SMASHING a car into a wall might not sound like art.
But that’s exactly what Italian sculptor Mario Merz did with his Simca 1000 in 1969.
Now, and for the first time in almost 30 years, the work called Automobile Pierced by Neon will go on display at the Henry Moore Institute in Leeds.
It is part of an exhibition called Mario Merz: What is to be done? which opens next month at the sculpture gallery in The Headrow.
The shows features 12 works created between 1966 to 1977 by the maverick artist who died in 2003 aged 78.
Communications manager Adelle Stripe said: “It’s a coup for us as it’s the first time in almost 30 years that he’s been exhibited in Britain.
“Mario Merz was imprisoned for his anti-facist views in 1942. It was while inside that he became an artist.
“He started doing complete drawings where he wouldn’t lift the pencil off the page until they were finished.
“Then he moved to sculpture and was part of the Arte Povera movement, which means Poverty Art, in the 1960s which was a loose grouping of Italian artists who got together after the Second World War.
“We are looking at his neon works. He was the first to use neon lighting in his sculpture which later inspired some of Tracey Emin’s works.
“Mario Merz drove the car across Italy then crashed it and put a neon light in it.
“We are currently arranging to bring it over but it’s quite fragile so it will be a very careful operation.”
It is the first major exhibition curated by Lisa Le Feuvre, the institute’s new head of sculpture studies.
And a film by Tacita Dean of Mario Merz shot shortly before his death will be shown in the institute’s Gallery 4 to show the man behind the art.
Ms Stripe said: “Mario Merz was kind of obsessed on naturally occurring numbers in nature, this was known in Italian as Fibonacci.

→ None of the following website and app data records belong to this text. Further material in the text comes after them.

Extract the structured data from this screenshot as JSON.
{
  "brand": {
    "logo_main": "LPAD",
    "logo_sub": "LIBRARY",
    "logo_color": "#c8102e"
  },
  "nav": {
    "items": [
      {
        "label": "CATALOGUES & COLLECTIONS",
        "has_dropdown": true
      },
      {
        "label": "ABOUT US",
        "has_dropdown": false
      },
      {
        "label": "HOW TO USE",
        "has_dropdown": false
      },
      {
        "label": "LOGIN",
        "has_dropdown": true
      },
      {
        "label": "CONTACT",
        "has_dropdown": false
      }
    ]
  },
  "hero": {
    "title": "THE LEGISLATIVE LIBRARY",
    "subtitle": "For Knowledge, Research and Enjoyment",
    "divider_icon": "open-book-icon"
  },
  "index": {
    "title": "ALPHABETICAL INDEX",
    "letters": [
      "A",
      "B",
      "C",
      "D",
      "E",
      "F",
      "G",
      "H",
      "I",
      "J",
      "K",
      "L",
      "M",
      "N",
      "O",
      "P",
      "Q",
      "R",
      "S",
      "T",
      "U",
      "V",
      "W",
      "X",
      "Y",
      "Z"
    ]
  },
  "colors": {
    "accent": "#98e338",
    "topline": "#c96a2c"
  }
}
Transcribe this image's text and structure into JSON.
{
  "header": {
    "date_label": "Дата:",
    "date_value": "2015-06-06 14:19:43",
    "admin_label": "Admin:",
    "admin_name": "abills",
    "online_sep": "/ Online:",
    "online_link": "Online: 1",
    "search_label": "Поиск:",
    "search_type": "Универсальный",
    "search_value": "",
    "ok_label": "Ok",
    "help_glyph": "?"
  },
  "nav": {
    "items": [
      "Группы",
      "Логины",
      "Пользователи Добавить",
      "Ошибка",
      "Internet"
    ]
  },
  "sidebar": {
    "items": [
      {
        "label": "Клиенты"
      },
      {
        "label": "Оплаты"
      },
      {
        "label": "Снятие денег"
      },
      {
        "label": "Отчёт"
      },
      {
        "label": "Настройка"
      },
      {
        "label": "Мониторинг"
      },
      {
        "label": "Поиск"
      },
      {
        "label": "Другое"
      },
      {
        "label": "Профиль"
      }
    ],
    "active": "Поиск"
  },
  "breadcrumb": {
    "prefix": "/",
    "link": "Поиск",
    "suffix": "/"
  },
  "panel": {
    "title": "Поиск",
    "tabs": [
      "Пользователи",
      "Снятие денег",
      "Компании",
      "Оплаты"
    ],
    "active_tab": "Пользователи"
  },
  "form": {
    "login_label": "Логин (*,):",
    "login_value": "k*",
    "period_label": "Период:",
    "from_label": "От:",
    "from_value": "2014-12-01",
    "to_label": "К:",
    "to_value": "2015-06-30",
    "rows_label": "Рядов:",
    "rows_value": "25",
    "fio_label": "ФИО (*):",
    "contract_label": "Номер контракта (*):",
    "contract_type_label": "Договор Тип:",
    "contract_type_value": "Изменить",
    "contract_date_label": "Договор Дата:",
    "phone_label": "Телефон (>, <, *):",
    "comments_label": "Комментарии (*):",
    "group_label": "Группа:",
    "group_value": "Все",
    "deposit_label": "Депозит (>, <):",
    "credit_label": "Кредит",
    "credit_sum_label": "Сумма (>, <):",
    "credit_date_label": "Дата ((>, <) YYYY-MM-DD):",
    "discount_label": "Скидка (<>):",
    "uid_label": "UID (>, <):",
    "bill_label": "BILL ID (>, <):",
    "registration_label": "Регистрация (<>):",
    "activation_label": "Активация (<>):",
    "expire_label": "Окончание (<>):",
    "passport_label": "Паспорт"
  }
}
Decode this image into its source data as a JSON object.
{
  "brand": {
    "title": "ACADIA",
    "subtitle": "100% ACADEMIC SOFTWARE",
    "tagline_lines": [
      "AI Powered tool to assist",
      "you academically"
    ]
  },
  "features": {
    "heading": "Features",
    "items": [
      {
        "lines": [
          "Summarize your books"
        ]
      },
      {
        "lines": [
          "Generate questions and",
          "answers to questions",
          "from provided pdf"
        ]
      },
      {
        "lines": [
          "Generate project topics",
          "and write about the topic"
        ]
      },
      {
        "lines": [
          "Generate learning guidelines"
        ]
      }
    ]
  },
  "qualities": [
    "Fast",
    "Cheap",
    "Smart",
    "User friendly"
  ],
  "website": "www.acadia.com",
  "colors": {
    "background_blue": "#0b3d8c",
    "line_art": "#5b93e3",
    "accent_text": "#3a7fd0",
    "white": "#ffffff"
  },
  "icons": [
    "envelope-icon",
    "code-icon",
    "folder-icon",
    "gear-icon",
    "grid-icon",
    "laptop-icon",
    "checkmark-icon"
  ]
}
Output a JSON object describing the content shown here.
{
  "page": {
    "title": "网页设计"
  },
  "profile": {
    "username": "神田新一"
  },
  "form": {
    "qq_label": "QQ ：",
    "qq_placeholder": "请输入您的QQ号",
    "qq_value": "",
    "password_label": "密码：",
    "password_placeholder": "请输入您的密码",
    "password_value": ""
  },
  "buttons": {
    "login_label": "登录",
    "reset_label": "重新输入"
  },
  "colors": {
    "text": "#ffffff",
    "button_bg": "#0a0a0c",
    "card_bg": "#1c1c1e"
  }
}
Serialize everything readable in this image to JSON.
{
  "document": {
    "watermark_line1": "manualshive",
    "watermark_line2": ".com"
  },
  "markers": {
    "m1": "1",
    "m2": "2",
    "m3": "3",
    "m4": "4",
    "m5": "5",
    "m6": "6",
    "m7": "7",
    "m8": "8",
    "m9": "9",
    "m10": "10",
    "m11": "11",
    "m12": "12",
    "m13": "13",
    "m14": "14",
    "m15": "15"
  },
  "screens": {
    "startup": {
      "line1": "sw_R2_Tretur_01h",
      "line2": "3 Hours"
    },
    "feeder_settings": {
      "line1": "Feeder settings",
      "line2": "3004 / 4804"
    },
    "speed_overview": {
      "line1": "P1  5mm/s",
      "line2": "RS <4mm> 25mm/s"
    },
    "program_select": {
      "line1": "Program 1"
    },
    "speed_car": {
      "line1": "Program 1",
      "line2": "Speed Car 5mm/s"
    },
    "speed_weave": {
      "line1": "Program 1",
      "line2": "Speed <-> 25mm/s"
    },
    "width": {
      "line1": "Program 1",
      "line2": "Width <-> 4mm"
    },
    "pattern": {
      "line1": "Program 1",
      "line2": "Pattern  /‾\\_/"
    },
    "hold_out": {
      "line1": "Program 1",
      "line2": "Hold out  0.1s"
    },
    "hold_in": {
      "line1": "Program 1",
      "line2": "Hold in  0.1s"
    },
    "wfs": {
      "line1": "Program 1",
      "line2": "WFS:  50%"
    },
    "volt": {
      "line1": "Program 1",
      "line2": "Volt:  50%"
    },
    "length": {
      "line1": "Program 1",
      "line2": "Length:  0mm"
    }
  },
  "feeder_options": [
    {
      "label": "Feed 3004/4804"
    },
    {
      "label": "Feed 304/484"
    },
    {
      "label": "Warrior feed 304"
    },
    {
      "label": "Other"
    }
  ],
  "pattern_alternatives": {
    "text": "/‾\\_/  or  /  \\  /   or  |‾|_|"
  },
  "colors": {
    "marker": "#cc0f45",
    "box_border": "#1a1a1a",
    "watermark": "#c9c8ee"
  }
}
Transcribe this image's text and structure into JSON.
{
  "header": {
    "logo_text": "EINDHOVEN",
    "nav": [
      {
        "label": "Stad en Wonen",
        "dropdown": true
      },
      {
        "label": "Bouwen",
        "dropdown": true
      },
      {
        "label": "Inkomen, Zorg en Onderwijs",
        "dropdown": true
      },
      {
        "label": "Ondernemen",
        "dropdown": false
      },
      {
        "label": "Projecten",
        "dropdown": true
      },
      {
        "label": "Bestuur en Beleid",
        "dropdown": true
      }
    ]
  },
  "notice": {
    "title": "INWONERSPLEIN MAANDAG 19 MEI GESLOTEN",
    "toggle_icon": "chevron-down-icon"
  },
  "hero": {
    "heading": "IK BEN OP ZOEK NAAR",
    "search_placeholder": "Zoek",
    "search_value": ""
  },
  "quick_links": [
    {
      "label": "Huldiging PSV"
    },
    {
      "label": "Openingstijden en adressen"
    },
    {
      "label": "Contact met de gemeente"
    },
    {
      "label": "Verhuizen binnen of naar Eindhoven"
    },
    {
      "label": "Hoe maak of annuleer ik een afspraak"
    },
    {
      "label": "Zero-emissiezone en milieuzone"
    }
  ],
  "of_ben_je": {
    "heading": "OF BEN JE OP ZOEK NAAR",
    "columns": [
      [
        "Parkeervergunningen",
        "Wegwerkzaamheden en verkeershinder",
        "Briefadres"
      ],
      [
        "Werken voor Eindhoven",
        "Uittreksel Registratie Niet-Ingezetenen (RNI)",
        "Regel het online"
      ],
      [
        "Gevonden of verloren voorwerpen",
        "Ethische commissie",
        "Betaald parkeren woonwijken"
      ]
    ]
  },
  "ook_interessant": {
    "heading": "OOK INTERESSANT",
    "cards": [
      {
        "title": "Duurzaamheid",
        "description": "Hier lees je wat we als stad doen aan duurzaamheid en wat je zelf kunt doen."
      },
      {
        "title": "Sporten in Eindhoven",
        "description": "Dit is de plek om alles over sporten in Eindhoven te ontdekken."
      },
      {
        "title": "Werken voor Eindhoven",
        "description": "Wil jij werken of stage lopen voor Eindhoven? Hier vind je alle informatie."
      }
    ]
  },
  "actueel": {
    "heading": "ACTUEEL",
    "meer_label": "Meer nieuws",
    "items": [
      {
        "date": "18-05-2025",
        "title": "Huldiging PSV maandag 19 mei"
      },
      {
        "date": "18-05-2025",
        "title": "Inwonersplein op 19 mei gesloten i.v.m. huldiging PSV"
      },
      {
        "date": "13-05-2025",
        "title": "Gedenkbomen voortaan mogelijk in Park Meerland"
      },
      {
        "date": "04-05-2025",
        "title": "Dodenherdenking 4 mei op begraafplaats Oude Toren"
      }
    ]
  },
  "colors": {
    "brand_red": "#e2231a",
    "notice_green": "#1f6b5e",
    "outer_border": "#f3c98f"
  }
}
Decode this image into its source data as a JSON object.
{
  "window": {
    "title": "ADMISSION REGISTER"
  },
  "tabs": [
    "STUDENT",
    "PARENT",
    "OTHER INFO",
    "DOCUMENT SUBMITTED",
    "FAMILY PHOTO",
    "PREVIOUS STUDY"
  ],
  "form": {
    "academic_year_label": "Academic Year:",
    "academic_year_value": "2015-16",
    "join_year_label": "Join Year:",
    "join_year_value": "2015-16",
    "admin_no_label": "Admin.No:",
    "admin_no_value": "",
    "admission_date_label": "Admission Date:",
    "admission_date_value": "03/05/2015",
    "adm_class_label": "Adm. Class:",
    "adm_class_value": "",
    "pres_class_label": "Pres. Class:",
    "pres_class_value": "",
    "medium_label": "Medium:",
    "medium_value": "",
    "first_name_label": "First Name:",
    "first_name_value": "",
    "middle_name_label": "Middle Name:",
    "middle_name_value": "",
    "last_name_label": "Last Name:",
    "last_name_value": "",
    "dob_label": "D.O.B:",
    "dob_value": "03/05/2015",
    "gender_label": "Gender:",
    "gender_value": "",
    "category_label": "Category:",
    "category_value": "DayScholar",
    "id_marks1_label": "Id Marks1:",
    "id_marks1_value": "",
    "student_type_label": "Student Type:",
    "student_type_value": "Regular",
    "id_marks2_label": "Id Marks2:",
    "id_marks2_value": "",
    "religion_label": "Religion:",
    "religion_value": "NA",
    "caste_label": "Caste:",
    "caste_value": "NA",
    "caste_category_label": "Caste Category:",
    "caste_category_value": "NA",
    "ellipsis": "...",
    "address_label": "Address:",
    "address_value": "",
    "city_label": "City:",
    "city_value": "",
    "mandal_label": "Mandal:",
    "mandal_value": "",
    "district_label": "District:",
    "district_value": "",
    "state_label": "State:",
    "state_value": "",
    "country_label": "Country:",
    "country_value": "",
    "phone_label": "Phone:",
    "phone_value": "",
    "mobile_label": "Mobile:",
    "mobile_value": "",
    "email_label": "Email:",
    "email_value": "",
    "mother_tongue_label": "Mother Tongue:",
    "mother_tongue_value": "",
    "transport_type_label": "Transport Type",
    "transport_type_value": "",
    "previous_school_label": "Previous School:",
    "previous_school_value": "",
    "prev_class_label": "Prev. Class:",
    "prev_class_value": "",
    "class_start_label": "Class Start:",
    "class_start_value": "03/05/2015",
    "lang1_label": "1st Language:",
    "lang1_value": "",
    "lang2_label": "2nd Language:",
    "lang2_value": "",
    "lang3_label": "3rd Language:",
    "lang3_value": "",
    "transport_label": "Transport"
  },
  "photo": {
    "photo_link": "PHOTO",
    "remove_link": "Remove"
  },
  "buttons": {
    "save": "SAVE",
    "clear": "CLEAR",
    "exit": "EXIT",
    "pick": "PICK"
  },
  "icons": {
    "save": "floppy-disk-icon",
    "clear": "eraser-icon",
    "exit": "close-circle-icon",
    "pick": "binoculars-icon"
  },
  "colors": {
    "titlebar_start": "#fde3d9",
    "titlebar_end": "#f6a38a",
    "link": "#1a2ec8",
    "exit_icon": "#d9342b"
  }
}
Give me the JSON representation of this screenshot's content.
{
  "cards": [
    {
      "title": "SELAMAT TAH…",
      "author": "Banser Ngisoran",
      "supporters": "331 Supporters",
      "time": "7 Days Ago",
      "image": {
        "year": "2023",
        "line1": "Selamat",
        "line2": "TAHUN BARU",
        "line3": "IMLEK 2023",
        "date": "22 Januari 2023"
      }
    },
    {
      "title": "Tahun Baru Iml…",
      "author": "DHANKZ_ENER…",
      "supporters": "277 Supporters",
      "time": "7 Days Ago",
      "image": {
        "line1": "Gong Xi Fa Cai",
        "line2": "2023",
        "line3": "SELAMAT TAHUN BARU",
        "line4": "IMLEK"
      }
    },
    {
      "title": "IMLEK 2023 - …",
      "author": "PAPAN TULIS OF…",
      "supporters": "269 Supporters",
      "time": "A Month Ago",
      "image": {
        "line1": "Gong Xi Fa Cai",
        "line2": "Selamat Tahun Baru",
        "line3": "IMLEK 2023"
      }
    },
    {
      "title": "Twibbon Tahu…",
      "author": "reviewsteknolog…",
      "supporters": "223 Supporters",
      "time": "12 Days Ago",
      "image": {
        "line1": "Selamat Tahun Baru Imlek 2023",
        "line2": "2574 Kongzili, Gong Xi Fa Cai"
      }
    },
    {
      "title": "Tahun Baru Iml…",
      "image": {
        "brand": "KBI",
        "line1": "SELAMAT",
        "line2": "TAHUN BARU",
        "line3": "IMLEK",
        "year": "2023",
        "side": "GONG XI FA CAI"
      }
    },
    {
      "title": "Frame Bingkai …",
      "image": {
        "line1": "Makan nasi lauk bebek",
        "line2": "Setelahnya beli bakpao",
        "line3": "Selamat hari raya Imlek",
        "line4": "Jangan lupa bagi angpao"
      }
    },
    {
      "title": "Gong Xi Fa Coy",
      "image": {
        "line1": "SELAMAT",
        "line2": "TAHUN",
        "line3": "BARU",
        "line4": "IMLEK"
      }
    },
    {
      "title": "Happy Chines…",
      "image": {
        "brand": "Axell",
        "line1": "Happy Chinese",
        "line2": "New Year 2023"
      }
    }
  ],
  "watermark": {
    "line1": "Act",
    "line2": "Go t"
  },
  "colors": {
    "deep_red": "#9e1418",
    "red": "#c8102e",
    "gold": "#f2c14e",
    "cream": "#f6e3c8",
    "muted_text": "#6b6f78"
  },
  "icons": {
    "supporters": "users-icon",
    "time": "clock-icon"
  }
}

“I think it’s going to be a really interesting show and the use of neon will catch people’s imaginations.”